• Resource Ecology • Previous Articles     Next Articles

Longitudinal Patterns of Productivity and Plant Diversity in Tibetan Alpine Grasslands

ZHU Gui-li1, 2, LI Jie3, WEI Xue-hong1, HE Nian-peng2   

  1. 1. Xizang Agriculture and Animal Husbandry College, Linzhi 860000, China;
    2. Key Laboratory of Ecosystem Network Observation and Modeling, Institute of Geographic Sciences and Natural Resources Research, CAS, Beijing 100101, China;
    3. Institute of Grassland Sciences, Northeast Normal University, Changchun 130024, China
  • Received:2016-03-08 Online:2017-02-15 Published:2017-02-15
  • Supported by:
    National Natural Science Foundation of China, No. 31470506; Young Talents Program by Institute of Geographical Sciences and Natural Resources Research, CAS, No. 2013RC102. ]

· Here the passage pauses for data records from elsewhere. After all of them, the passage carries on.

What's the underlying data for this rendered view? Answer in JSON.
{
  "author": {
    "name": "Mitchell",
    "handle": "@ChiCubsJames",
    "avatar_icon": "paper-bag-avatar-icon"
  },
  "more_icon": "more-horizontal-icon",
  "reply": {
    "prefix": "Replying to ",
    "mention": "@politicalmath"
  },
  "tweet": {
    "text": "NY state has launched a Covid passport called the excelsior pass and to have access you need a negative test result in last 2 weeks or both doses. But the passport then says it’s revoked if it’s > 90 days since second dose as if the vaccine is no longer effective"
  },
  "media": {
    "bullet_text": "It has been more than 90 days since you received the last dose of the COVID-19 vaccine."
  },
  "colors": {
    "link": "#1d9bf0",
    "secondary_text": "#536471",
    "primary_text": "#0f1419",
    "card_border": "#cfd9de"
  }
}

Abstract: In this study, we conducted an integrative field investigation for the grassland community, productivity, and plant diversity in the Tibetan Plateau grasslands along a 1 700-km west-east transect. The properties of plant communities (e.g., aboveground biomass, belowground biomass, coverage, and density) and indices of plant diversity (e.g., richness index, Shannon-Wiener diversity index, and Pielou evenness index) showed longitudinal patterns along the west-east transect. All these indices increased significantly from the alpine desert, alpine meadow steppe, to alpine meadow in the Tibetan Plateau. Climatic factors (mean annual temperature (MAT) and mean annual precipitation (MAP) were the main factors controlling these longitudinal patterns, but their relative contributions to different parameters differed. MAT and MAP both controlled aboveground biomass, but the influence of MAP on plant richness was much higher than that of MAT. There was significant power-function relation between aboveground biomass and plant richness in the Tibetan Plateau grasslands ( y=0.219 7x0.754 9, R2=0.61, P<0.01). These findings provide insights into the response and feedback of Tibetan Plateau grasslands to the climate change in the future, and may help us to effectively protect the Tibetan Plateau grasslands and promote its sustainable development.

Key words: aboveground biomass, alpine steppe, belowground biomass, plant diversity

CLC Number: 

  • Q948